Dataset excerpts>
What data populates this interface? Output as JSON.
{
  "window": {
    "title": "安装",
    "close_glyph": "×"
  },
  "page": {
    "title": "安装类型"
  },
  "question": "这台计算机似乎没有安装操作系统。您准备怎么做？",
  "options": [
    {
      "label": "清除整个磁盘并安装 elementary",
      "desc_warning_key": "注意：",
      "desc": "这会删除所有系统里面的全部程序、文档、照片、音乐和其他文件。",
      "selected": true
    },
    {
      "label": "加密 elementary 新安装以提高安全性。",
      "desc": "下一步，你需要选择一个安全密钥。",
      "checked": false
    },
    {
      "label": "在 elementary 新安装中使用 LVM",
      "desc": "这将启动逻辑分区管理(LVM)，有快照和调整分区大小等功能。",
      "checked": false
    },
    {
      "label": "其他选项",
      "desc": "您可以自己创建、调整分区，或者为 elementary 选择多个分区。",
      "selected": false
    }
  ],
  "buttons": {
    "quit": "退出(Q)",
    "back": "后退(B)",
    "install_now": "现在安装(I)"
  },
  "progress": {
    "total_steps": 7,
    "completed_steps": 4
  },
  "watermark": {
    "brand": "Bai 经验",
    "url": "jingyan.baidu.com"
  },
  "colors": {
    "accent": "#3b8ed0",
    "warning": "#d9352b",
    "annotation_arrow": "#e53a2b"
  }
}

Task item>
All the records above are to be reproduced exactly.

Your solution>
What data populates this interface? Output as JSON.
{
  "window": {
    "title": "安装",
    "close_glyph": "×"
  },
  "page": {
    "title": "安装类型"
  },
  "question": "这台计算机似乎没有安装操作系统。您准备怎么做？",
  "options": [
    {
      "label": "清除整个磁盘并安装 elementary",
      "desc_warning_key": "注意：",
      "desc": "这会删除所有系统里面的全部程序、文档、照片、音乐和其他文件。",
      "selected": true
    },
    {
      "label": "加密 elementary 新安装以提高安全性。",
      "desc": "下一步，你需要选择一个安全密钥。",
      "checked": false
    },
    {
      "label": "在 elementary 新安装中使用 LVM",
      "desc": "这将启动逻辑分区管理(LVM)，有快照和调整分区大小等功能。",
      "checked": false
    },
    {
      "label": "其他选项",
      "desc": "您可以自己创建、调整分区，或者为 elementary 选择多个分区。",
      "selected": false
    }
  ],
  "buttons": {
    "quit": "退出(Q)",
    "back": "后退(B)",
    "install_now": "现在安装(I)"
  },
  "progress": {
    "total_steps": 7,
    "completed_steps": 4
  },
  "watermark": {
    "brand": "Bai 经验",
    "url": "jingyan.baidu.com"
  },
  "colors": {
    "accent": "#3b8ed0",
    "warning": "#d9352b",
    "annotation_arrow": "#e53a2b"
  }
}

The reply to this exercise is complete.